By Mickey Friedman
February 8, 2018
Perhaps because my beginning was so profoundly touched by death – the grave illness and death of my younger brother Jonathan before I was three – and the deep grief of my parents, I tried to stuff death out of sight in the furthest corner of my being.
While I concentrated on living, such denial made me a less than useful friend to my friend Lois, who faced breast cancer in her mid-thirties. I couldn’t imagine her gone until she was.
A decade later, the universe pummeled my resistance. My father died of heart failure, my friend Ñacuñán was murdered at Simon’s Rock and my two dearest friends, Sheila and Jim, succumbed to cancer within a year. There were suddenly too many black holes in my universe.
I was fortunate to find Doug Macdonald, who with patience and humor, guided me past my deep suspicion of therapy to acknowledge my pain and sadness and depression. He quickly familiarized himself with the many ways I avoided acknowledging what I really knew about myself, and with a knowing smile, made me blush at my awkward attempts to fudge things.
Of course, only by acknowledging the dark could I appreciate the light. Only by facing the challenges of my unique childhood could I live a fuller life. In all things to be more conscious.
I appreciate the poetic impulse to minimize death: yes, of course, we carry parts of those we lose with us. And yes, in our strongest moments, as Walt Whitman urges, we can embrace that process: “Nothing can happen more beautiful than death.” So I sincerely hope Whitman is predicting my end, but premature, unwished for death is unmitigated loss, not gain.
I am just one of many who have witnessed the most recent passing of so many among us. For me. there’s been a flurry of death. The untimely death of Kurt Kruger, my and Jon Greene’s coffee shop companion these last few years, came as he was mourning the loss of his friend and neighbor Scott Christianson.
Kurt was just about to put aside the great skills he had developed making beautiful things with wood, to go back to the classroom and finish his degree. He was a brilliant man and would have driven many a professor mad for being the smartest in the room while racking up A’s.
This is one of the oddest things about growing old: the undeserved death of those much younger. A kind of survivor’s guilt, that sense it should have been my turn.
My friend John Jones died a short while ago. We had known each other since the late 1960s. He had heard me on the late night radio show on WBAI pontificating about living and learning communities. Then joined our cult. He was an extraordinarily charming guy, so much older than his years, devilish at times, heartfelt at others. We drove across the country in Loretta, my Ford Falcon, and I never knew John wasn’t old enough to have a license. We came to our senses and left the cult and found ourselves living with Jim and Lois in Sheffield. Though we came from such different places, we shared a certain kind of madness. Somehow we thought that what Sheffield most needed was Eskimo Art. Most of the stuff never left their boxes but whenever we saw each other we could crack each other up remembering all those unsold Upiks.

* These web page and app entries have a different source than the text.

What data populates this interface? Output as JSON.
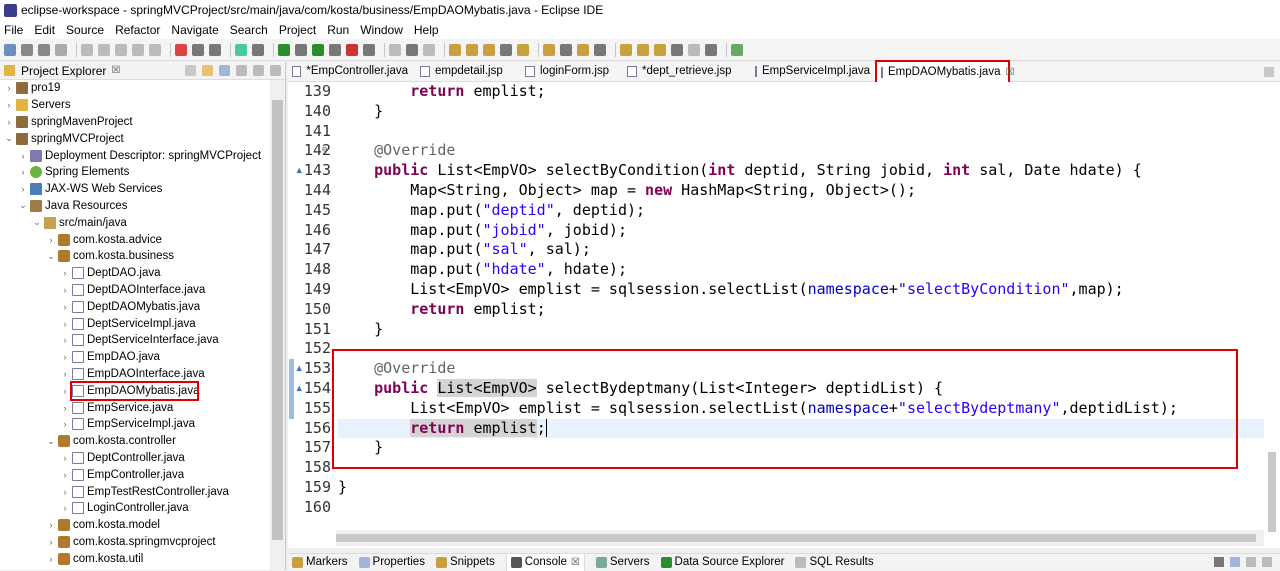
{
  "window": {
    "title": "eclipse-workspace - springMVCProject/src/main/java/com/kosta/business/EmpDAOMybatis.java - Eclipse IDE"
  },
  "menu": [
    "File",
    "Edit",
    "Source",
    "Refactor",
    "Navigate",
    "Search",
    "Project",
    "Run",
    "Window",
    "Help"
  ],
  "explorer": {
    "title": "Project Explorer",
    "close_glyph": "☒",
    "tree": [
      {
        "label": "pro19",
        "indent": 0,
        "chev": "›",
        "icon": "project"
      },
      {
        "label": "Servers",
        "indent": 0,
        "chev": "›",
        "icon": "folder"
      },
      {
        "label": "springMavenProject",
        "indent": 0,
        "chev": "›",
        "icon": "project"
      },
      {
        "label": "springMVCProject",
        "indent": 0,
        "chev": "⌄",
        "icon": "project"
      },
      {
        "label": "Deployment Descriptor: springMVCProject",
        "indent": 1,
        "chev": "›",
        "icon": "desc"
      },
      {
        "label": "Spring Elements",
        "indent": 1,
        "chev": "›",
        "icon": "spring"
      },
      {
        "label": "JAX-WS Web Services",
        "indent": 1,
        "chev": "›",
        "icon": "ws"
      },
      {
        "label": "Java Resources",
        "indent": 1,
        "chev": "⌄",
        "icon": "jres"
      },
      {
        "label": "src/main/java",
        "indent": 2,
        "chev": "⌄",
        "icon": "src"
      },
      {
        "label": "com.kosta.advice",
        "indent": 3,
        "chev": "›",
        "icon": "pkg"
      },
      {
        "label": "com.kosta.business",
        "indent": 3,
        "chev": "⌄",
        "icon": "pkg"
      },
      {
        "label": "DeptDAO.java",
        "indent": 4,
        "chev": "›",
        "icon": "jfile"
      },
      {
        "label": "DeptDAOInterface.java",
        "indent": 4,
        "chev": "›",
        "icon": "jfile"
      },
      {
        "label": "DeptDAOMybatis.java",
        "indent": 4,
        "chev": "›",
        "icon": "jfile"
      },
      {
        "label": "DeptServiceImpl.java",
        "indent": 4,
        "chev": "›",
        "icon": "jfile"
      },
      {
        "label": "DeptServiceInterface.java",
        "indent": 4,
        "chev": "›",
        "icon": "jfile"
      },
      {
        "label": "EmpDAO.java",
        "indent": 4,
        "chev": "›",
        "icon": "jfile"
      },
      {
        "label": "EmpDAOInterface.java",
        "indent": 4,
        "chev": "›",
        "icon": "jfile"
      },
      {
        "label": "EmpDAOMybatis.java",
        "indent": 4,
        "chev": "›",
        "icon": "jfile"
      },
      {
        "label": "EmpService.java",
        "indent": 4,
        "chev": "›",
        "icon": "jfile"
      },
      {
        "label": "EmpServiceImpl.java",
        "indent": 4,
        "chev": "›",
        "icon": "jfile"
      },
      {
        "label": "com.kosta.controller",
        "indent": 3,
        "chev": "⌄",
        "icon": "pkg"
      },
      {
        "label": "DeptController.java",
        "indent": 4,
        "chev": "›",
        "icon": "jfile"
      },
      {
        "label": "EmpController.java",
        "indent": 4,
        "chev": "›",
        "icon": "jfile"
      },
      {
        "label": "EmpTestRestController.java",
        "indent": 4,
        "chev": "›",
        "icon": "jfile"
      },
      {
        "label": "LoginController.java",
        "indent": 4,
        "chev": "›",
        "icon": "jfile"
      },
      {
        "label": "com.kosta.model",
        "indent": 3,
        "chev": "›",
        "icon": "pkg"
      },
      {
        "label": "com.kosta.springmvcproject",
        "indent": 3,
        "chev": "›",
        "icon": "pkg"
      },
      {
        "label": "com.kosta.util",
        "indent": 3,
        "chev": "›",
        "icon": "pkg"
      }
    ]
  },
  "editor_tabs": [
    {
      "label": "*EmpController.java",
      "active": false
    },
    {
      "label": "empdetail.jsp",
      "active": false
    },
    {
      "label": "loginForm.jsp",
      "active": false
    },
    {
      "label": "*dept_retrieve.jsp",
      "active": false
    },
    {
      "label": "EmpServiceImpl.java",
      "active": false
    },
    {
      "label": "EmpDAOMybatis.java",
      "active": true
    }
  ],
  "tab_close_glyph": "☒",
  "code": {
    "line_numbers": [
      "139",
      "140",
      "141",
      "142",
      "143",
      "144",
      "145",
      "146",
      "147",
      "148",
      "149",
      "150",
      "151",
      "152",
      "153",
      "154",
      "155",
      "156",
      "157",
      "158",
      "159",
      "160"
    ],
    "lines": [
      "        return emplist;",
      "    }",
      "",
      "    @Override",
      "    public List<EmpVO> selectByCondition(int deptid, String jobid, int sal, Date hdate) {",
      "        Map<String, Object> map = new HashMap<String, Object>();",
      "        map.put(\"deptid\", deptid);",
      "        map.put(\"jobid\", jobid);",
      "        map.put(\"sal\", sal);",
      "        map.put(\"hdate\", hdate);",
      "        List<EmpVO> emplist = sqlsession.selectList(namespace+\"selectByCondition\",map);",
      "        return emplist;",
      "    }",
      "",
      "    @Override",
      "    public List<EmpVO> selectBydeptmany(List<Integer> deptidList) {",
      "        List<EmpVO> emplist = sqlsession.selectList(namespace+\"selectBydeptmany\",deptidList);",
      "        return emplist;",
      "    }",
      "",
      "}",
      ""
    ]
  },
  "bottom_tabs": [
    {
      "label": "Markers",
      "active": false
    },
    {
      "label": "Properties",
      "active": false
    },
    {
      "label": "Snippets",
      "active": false
    },
    {
      "label": "Console",
      "active": true
    },
    {
      "label": "Servers",
      "active": false
    },
    {
      "label": "Data Source Explorer",
      "active": false
    },
    {
      "label": "SQL Results",
      "active": false
    }
  ]
}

We lost Derek Gentile and Ciaran McCabe, two men who made a large mark on life in Great Barrington. When I was more newsworthy, Derek would interview me for The Berkshire Eagle. I was stunned he’d never take notes. So I tried to speak slower and slower. And it was always an adventure to see the following morning how Derek had created answers for me that worked best for him. It was part of his charm, and seeing him on the street one of the benefits of living in a small town. And Ciaran always brought Irish wit and sophisticated story-telling to the table. His and Catherine’s children have enriched us all.
There’s the untimely death of Jes Grover, who I loved to see and chat with as she made soups and served us at the old Fuel. She fought her way through life with great spirit.
And for those of us who watched Lauren Pellegrino grow up at The Deli and play great basketball for Monument Mountain, our hearts break with the unbearable loss of Lauren’s wife, Kerry, and Grayson Luc, her 3 ½ year old son, Lauren, our Deli’s Family’s daughter.
The notice for services read: “Grayson … loved his teachers and classmates and looked forward to school every day … He was a kind little boy, whose life was rich and full, giving to others as much love as he received from those who knew him.
Some deaths are more cruel than others.